- What to do -
Whenever a line in the following entries includes "true", tally it. Report nothing except the final count.

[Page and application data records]
+++++

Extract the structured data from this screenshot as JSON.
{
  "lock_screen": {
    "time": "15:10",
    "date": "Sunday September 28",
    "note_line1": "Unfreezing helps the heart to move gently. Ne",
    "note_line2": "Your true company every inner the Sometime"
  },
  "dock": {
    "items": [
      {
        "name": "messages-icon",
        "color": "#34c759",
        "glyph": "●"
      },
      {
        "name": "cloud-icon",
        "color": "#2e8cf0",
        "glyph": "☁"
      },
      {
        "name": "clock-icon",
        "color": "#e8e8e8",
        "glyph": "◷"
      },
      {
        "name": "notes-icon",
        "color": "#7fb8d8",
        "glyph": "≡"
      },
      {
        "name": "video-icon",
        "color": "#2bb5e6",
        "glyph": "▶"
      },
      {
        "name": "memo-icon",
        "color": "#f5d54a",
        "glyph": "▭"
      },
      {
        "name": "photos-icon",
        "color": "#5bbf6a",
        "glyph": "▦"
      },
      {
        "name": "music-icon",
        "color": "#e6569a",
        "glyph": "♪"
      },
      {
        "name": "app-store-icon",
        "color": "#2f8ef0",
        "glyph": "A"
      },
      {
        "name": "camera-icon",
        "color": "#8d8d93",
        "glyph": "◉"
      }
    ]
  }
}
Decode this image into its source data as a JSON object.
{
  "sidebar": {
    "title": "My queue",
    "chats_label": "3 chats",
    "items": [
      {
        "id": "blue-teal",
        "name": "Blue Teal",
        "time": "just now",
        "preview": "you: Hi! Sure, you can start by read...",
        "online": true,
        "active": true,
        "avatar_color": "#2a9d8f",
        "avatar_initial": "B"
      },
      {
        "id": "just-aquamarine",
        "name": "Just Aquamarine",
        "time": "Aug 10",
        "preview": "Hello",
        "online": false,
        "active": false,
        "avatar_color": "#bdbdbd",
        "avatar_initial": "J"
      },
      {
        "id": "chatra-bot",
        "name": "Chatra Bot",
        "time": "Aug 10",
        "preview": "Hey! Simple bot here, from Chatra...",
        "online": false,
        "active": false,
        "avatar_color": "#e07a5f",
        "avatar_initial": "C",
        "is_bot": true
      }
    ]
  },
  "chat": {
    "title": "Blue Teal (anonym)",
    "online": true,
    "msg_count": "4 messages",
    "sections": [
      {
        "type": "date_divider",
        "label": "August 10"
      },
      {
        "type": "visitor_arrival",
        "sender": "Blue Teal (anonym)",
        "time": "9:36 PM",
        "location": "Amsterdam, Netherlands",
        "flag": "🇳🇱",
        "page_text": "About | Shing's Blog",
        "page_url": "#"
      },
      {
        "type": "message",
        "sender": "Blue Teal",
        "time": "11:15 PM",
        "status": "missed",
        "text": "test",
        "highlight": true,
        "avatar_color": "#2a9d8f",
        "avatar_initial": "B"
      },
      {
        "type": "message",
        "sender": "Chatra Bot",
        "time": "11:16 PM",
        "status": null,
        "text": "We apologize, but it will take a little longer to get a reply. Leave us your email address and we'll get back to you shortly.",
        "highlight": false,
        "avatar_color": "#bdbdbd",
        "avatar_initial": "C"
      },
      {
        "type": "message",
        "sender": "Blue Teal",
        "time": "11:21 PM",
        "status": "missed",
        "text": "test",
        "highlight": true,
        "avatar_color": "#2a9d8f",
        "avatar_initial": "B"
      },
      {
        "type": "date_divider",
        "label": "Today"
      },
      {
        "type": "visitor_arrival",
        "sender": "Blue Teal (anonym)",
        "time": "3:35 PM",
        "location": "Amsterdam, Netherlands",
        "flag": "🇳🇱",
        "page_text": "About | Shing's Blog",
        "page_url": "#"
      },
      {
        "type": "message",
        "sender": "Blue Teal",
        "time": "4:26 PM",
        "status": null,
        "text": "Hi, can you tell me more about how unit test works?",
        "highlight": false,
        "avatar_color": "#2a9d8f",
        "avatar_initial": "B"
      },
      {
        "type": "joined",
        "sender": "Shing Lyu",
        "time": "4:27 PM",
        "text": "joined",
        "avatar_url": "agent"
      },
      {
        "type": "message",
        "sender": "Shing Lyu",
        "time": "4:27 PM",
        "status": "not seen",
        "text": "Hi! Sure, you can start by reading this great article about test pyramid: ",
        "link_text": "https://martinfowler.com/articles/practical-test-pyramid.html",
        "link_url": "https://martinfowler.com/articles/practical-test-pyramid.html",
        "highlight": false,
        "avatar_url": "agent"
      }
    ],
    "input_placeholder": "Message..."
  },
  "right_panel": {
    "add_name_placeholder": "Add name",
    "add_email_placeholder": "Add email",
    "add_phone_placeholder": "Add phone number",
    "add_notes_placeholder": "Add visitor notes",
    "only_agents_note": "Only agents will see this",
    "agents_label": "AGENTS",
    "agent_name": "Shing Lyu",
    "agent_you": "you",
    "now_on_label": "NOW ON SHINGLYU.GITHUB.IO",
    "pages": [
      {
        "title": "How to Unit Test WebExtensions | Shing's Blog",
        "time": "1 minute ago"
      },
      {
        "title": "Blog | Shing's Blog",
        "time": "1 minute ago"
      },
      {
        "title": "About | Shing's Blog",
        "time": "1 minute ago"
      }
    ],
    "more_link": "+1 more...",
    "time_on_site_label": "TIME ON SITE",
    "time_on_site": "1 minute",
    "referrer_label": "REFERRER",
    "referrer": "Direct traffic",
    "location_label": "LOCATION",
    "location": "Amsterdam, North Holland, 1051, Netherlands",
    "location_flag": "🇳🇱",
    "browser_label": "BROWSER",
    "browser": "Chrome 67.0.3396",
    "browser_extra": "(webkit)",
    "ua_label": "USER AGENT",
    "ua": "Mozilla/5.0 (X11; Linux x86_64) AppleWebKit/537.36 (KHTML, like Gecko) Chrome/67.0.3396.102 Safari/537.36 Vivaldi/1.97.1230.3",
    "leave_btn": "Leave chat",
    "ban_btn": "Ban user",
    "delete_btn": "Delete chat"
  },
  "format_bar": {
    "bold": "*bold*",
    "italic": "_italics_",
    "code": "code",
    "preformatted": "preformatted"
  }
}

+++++

- Exercise result -
7